**TASK INPUTS:**
※ ※ ※

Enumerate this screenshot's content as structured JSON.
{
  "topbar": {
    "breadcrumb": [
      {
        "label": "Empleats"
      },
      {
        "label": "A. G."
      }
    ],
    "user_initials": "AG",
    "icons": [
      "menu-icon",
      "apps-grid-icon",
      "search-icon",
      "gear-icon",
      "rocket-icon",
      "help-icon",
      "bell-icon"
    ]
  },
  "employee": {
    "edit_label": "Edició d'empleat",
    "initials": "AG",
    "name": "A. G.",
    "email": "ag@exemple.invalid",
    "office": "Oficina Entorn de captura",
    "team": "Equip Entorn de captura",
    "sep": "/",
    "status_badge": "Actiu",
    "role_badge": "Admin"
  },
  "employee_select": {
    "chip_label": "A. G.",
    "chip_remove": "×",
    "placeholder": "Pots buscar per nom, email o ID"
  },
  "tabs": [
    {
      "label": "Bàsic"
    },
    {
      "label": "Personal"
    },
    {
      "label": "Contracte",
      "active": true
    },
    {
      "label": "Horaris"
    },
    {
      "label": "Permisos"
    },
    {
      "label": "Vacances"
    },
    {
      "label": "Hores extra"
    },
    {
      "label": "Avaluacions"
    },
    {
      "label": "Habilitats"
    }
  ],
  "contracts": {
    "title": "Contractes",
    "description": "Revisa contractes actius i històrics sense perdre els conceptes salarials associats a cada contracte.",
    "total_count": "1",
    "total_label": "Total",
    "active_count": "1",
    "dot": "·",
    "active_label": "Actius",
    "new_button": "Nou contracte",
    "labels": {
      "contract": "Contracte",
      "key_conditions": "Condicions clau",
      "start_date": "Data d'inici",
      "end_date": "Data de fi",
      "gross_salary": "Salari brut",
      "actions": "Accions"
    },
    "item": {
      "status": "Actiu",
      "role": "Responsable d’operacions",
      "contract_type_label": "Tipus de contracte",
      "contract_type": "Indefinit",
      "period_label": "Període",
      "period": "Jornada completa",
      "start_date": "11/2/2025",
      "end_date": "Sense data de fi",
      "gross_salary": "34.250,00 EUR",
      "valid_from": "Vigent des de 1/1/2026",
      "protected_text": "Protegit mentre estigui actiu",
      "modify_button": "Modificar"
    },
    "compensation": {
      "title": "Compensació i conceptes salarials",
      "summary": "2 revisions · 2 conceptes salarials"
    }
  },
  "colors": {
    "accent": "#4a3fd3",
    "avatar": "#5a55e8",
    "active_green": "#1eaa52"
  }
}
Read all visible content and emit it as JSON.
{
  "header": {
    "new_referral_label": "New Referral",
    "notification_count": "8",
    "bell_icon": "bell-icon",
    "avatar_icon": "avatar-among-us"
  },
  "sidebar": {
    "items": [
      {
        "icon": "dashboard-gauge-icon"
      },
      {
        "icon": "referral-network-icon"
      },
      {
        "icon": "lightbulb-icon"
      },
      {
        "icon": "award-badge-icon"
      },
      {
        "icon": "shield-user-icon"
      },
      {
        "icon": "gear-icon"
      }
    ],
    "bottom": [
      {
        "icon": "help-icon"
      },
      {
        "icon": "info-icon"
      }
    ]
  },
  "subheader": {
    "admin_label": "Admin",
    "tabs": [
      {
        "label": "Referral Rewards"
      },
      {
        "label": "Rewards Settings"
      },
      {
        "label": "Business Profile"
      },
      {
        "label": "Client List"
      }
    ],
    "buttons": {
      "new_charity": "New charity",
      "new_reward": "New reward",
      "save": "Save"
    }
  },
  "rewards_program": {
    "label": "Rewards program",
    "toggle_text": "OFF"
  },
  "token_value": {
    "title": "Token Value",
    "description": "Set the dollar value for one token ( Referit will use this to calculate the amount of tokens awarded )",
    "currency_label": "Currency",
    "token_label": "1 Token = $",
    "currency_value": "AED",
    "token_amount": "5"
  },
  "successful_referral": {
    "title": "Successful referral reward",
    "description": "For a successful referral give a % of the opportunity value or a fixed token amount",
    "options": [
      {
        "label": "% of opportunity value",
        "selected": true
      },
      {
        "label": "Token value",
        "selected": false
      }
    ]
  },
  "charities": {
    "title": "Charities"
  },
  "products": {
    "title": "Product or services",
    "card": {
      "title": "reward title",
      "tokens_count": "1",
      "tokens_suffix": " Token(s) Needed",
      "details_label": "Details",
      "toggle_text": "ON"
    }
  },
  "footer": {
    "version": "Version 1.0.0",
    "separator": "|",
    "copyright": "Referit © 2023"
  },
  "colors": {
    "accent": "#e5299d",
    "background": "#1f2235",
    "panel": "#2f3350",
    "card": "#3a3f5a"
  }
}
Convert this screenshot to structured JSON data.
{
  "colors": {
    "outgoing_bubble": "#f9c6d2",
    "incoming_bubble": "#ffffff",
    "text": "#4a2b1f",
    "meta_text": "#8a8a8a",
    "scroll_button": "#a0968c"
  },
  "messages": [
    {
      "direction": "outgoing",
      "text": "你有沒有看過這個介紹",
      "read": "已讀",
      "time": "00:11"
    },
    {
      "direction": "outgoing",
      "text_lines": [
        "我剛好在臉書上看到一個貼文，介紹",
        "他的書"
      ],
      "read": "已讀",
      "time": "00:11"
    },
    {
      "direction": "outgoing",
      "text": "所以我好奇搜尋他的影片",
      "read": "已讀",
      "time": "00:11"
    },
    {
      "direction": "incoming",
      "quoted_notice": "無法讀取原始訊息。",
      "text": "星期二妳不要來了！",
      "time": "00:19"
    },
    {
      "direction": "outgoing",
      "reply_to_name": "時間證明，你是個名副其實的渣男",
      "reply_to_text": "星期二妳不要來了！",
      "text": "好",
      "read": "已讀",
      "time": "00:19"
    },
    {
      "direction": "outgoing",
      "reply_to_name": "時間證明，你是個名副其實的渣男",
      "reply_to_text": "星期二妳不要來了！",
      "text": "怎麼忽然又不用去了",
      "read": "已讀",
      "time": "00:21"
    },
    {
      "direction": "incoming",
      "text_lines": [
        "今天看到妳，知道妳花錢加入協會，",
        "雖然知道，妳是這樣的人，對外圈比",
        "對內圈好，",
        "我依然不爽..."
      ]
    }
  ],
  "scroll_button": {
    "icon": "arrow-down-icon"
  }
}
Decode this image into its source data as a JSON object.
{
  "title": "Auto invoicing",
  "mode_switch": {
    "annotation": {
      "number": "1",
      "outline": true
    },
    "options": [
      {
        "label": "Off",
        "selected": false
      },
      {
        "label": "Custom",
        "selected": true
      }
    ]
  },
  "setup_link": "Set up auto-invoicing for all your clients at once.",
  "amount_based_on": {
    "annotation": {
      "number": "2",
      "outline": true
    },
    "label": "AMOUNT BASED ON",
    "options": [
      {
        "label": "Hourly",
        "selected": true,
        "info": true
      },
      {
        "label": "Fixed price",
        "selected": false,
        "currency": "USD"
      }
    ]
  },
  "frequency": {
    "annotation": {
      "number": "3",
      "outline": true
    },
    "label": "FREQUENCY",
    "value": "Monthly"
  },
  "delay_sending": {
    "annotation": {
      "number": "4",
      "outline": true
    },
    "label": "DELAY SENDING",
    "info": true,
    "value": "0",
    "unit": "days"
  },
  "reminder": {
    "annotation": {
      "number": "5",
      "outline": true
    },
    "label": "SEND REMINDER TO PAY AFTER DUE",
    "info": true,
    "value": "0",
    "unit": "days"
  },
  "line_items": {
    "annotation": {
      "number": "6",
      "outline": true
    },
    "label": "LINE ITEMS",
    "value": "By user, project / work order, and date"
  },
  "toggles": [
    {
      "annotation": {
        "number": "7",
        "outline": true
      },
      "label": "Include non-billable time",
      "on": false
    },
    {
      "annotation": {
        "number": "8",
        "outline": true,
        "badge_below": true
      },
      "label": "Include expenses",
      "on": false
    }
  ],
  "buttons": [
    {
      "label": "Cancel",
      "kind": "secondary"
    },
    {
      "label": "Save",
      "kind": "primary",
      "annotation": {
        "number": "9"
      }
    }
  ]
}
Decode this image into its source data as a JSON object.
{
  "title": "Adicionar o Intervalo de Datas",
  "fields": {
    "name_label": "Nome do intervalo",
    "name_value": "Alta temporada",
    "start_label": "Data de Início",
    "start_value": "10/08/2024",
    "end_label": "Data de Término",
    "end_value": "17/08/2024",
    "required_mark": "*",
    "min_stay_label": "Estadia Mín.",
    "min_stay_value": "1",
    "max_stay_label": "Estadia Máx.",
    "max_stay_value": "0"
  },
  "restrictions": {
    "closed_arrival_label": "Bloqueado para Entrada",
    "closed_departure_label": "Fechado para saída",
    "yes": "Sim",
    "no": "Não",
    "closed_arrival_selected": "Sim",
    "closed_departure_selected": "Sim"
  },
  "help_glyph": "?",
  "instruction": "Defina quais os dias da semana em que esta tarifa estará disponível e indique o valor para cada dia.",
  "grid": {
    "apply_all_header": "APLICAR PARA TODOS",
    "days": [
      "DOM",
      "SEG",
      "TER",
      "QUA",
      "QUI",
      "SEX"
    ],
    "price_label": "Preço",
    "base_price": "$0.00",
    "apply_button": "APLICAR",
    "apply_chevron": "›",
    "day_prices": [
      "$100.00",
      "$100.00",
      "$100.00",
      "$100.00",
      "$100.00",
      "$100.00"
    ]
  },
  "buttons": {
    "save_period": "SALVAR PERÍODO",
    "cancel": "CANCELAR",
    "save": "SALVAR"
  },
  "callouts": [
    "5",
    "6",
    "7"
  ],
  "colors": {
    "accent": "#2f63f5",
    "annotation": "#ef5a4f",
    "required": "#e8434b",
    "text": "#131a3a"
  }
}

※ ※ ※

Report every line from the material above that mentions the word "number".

      "number": "1",
      "number": "2",
      "number": "3",
      "number": "4",
      "number": "5",
      "number": "6",
        "number": "7",
        "number": "8",
        "number": "9"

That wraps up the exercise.